We review techniques for sensor fusion in robot navigation, emphasizing algorithms for self-location. Tliese find use when the sensor suite of a mobile robot comprises several different sensors, some complementary and some redundant Integrating the sensor readings, the robot seeks to accomplish tasks such as constructing a map of its environment, locating itself in that map, and recognizing objects that should be avoided or sought. Our review describes integration techniques in firo categories: low-level fusion is used for direct integration of sensory data, resulting in parameter and state estimates; high-level fusiqn. is used for indirect integration of sensory data in hierarchical architectures, through command arbitration and integration of control signals suggested by different modules. The review provides an arsenal of tools for addressing this (rather ill-posed) problem in machine intelligence, including Kaiman filtering, rule-based techniques, behavior based algorithms, and approaches that borrow from information theory, Dempster-Shafer reasoning, fuzzy logic and neural networks. It points to several fiirther-research needs, including: robustness of decision rules; simultaneous consideration of self-location, motion planning, motion control and vehicle dynamics; the effect of sensor placement and attention focusing on sensor fiision; and adaptation of techniques from biological sensor fusion.
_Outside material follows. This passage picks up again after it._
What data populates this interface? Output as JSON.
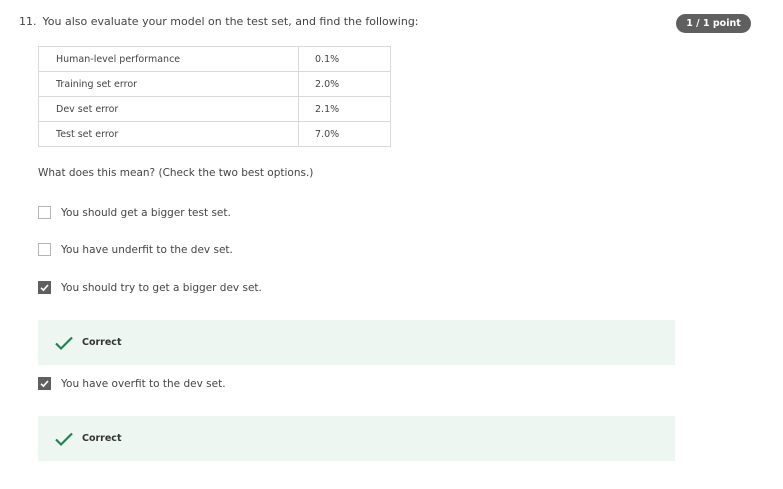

All Science Journal Classification (ASJC) codes
- Electrical and Electronic Engineering